Segment Start: EXERCISE DATA

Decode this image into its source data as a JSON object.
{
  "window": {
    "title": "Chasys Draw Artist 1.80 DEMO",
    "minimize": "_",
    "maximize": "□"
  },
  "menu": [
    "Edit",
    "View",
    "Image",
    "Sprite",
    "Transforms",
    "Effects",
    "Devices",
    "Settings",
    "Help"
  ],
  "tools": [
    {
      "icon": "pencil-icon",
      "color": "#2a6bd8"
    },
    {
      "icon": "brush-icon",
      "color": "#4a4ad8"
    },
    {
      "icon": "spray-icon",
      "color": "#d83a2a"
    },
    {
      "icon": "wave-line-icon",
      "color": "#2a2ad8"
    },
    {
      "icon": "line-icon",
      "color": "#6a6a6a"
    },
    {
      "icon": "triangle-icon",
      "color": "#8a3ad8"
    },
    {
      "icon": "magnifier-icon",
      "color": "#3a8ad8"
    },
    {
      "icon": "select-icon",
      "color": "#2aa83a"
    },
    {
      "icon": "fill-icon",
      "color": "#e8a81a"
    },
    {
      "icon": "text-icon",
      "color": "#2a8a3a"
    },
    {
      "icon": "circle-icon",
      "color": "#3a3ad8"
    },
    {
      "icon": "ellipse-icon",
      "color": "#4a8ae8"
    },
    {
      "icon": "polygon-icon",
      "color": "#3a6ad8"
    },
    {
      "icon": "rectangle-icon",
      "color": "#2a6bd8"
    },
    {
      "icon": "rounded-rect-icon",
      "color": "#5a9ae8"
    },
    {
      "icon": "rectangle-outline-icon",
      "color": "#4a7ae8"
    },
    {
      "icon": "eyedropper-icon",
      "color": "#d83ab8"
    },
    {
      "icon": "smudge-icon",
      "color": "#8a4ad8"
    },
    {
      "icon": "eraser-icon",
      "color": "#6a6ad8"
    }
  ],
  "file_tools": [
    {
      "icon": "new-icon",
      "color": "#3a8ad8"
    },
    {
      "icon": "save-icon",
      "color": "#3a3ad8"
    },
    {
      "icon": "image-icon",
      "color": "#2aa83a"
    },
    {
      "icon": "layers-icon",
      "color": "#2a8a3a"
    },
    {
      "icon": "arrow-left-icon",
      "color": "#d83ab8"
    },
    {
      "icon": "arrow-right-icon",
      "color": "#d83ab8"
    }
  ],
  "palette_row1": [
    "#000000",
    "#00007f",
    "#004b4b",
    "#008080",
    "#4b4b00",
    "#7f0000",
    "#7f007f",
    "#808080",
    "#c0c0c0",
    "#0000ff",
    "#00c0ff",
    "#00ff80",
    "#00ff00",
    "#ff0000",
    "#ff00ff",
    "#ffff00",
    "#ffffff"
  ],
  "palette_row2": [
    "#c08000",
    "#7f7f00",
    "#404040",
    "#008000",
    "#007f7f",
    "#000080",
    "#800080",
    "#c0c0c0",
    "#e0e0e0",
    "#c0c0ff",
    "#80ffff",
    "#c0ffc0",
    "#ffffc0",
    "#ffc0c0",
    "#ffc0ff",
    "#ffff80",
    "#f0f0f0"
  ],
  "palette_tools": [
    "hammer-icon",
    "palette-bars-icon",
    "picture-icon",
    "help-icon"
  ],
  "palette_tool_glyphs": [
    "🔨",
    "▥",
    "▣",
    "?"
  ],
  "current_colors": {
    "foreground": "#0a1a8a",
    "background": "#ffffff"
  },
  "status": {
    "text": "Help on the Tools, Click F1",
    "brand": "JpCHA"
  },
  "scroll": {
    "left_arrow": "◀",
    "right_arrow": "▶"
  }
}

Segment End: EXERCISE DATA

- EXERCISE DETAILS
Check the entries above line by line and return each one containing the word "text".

- YOUR SOLUTION
      "icon": "text-icon",
    "text": "Help on the Tools, Click F1",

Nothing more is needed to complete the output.